Ted Gibson (MIT) will give a talk on colour language in the SGLC meeting at the Munsell 2018
Posted on 2018-04-24 - link
The image shows 80 Munsell color chips rank-ordered left-to-right by how effectively the color of the chip is communicated, using the words in a particular language. Each row shows data for a given language, including the 110 non-industrialized languages of the World Color Survey, plus English, Bolivian-Spanish, and Tsimane’ (data that our lab gathered). The 80 color chips were selected so as to be maximally saturated and evenly spaced across the Munsell color space. The key result is that across all languages, regardless of the sophistication of their color-naming systems, warm colors (e.g., red, orange, yellow, brown) are communicated more efficiently than cool colors (e.g., blue, green), as evidenced by the concentration of warm colors in the left side of the image.
Ted Gibson, Department of Brain and Cognitive Sciences, MIT reporting work by:
Edward Gibson, Richard Futrell, Julian Jara-Ettinger, Kyle Mahowald, Leon Bergen, Sivalogeswaran Ratnasingam, Mitchell Gibson, Steven T. Piantadosi and Bevil R. Conway in PNAS (2017)
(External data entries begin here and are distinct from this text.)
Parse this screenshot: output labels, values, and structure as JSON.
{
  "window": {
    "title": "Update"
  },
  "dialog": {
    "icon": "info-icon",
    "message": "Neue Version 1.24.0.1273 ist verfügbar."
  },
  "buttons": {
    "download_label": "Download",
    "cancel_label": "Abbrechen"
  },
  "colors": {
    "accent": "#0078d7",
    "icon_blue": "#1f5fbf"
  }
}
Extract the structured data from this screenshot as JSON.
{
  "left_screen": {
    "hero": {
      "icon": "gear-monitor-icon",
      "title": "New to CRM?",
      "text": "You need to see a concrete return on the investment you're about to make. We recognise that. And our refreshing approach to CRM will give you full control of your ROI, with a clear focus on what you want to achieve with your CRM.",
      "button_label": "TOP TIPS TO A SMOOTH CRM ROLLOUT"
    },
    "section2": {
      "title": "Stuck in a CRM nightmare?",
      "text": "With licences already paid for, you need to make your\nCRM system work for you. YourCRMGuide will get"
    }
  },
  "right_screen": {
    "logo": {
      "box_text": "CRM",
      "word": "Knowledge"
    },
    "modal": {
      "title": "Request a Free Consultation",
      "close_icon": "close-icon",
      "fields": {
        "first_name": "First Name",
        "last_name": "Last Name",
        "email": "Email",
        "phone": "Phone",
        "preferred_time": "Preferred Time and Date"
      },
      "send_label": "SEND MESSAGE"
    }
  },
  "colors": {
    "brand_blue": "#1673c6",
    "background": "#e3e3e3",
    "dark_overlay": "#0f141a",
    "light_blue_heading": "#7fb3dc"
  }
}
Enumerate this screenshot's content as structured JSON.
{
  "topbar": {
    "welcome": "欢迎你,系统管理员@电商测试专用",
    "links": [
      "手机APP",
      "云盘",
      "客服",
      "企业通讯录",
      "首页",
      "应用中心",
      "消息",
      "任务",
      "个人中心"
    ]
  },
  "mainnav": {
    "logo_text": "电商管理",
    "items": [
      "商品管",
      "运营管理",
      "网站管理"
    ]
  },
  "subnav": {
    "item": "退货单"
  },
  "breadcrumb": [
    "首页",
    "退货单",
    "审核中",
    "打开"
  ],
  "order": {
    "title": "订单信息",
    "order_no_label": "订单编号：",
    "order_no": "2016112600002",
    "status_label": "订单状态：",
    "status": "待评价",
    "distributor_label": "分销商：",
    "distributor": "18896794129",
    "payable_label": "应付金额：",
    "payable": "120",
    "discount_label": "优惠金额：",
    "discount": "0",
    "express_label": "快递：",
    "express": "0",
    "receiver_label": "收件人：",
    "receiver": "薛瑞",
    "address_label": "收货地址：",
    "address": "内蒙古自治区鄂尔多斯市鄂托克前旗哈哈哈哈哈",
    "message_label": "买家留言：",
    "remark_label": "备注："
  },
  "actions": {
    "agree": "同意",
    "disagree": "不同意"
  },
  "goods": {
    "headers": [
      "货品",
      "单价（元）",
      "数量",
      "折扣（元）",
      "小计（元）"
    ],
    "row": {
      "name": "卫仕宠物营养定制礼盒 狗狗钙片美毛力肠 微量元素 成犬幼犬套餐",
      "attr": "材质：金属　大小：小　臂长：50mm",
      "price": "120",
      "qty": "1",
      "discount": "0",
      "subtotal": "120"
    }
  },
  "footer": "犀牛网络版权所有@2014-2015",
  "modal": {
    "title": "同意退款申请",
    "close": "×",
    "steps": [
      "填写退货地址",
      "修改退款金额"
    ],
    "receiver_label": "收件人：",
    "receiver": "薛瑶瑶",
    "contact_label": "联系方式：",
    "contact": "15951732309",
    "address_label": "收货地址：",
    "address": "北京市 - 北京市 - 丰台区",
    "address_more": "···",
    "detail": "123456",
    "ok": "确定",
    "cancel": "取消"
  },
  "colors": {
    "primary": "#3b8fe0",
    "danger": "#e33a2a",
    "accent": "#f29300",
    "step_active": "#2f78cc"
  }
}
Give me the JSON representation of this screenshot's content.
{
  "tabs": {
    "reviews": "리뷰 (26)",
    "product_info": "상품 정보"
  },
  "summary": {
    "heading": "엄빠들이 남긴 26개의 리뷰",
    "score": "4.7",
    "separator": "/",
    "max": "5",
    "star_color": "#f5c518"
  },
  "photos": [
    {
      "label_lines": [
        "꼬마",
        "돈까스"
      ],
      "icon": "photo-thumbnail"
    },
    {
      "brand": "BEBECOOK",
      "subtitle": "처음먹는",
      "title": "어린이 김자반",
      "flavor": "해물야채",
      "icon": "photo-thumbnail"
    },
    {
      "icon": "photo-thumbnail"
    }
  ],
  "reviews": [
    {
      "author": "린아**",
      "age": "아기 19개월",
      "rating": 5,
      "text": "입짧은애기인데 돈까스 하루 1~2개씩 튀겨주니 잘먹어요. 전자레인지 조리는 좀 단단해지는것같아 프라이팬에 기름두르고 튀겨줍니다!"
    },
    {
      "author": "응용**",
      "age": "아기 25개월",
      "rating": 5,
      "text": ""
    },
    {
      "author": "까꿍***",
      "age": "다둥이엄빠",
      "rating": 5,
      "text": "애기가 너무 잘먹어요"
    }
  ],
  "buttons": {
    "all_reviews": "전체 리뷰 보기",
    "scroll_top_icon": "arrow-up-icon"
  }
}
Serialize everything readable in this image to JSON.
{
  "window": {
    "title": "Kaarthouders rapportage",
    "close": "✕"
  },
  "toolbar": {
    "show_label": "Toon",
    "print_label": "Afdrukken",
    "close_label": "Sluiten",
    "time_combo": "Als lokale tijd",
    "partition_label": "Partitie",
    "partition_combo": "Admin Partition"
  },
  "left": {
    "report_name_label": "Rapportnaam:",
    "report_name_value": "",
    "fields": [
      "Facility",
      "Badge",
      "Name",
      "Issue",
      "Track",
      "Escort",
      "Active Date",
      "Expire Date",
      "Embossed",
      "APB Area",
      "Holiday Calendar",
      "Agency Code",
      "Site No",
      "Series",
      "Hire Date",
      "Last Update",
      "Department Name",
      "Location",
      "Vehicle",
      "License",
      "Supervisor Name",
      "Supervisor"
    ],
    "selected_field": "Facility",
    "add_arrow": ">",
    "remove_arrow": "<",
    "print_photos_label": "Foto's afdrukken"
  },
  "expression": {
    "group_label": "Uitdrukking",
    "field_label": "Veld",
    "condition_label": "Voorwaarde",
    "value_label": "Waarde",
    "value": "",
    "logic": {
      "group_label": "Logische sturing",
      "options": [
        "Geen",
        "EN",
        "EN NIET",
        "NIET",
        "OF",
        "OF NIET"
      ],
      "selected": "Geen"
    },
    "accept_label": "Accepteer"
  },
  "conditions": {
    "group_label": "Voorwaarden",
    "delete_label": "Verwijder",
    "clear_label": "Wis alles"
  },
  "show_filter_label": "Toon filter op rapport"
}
Finding explanations for the observed variation in human languages is the primary goal of linguistics, and promises to shed light on the nature of human cognition. One particularly attractive set of explanations is functional in nature, holding that language universals are grounded in the known properties of human information processing. The idea is that lexicons and grammars of languages have evolved so that language users can communicate using words and sentences that are relatively easy to produce and comprehend. In this talk, I summarize results from an exploration of color words cross linguistically, from an information-processing point of view. First, I show that word lengths are optimized on average according to predictability in context, as would be expected under an information theoretic analysis. And second, I apply a simple information theory analysis to the language for color. The number of color terms varies drastically across languages. Yet despite these differences, certain terms (e.g., red) are prevalent, which has been attributed to perceptual salience. Our work provides evidence for an alternative hypothesis: The use of color terms depends on communicative needs. Across languages, from the hunter-gatherer Tsimane’ people of the Amazon to students in Boston, warm colors are communicated more efficiently than cool colors. This cross-linguistic pattern reflects the color statistics of the world: Objects (what we talk about) are typically warm-colored, and backgrounds are cool-colored. Communicative needs also explain why the number of color terms varies across languages: Cultures vary in how useful color is. Industrialization, which creates objects distinguishable solely based on color, increases color usefulness.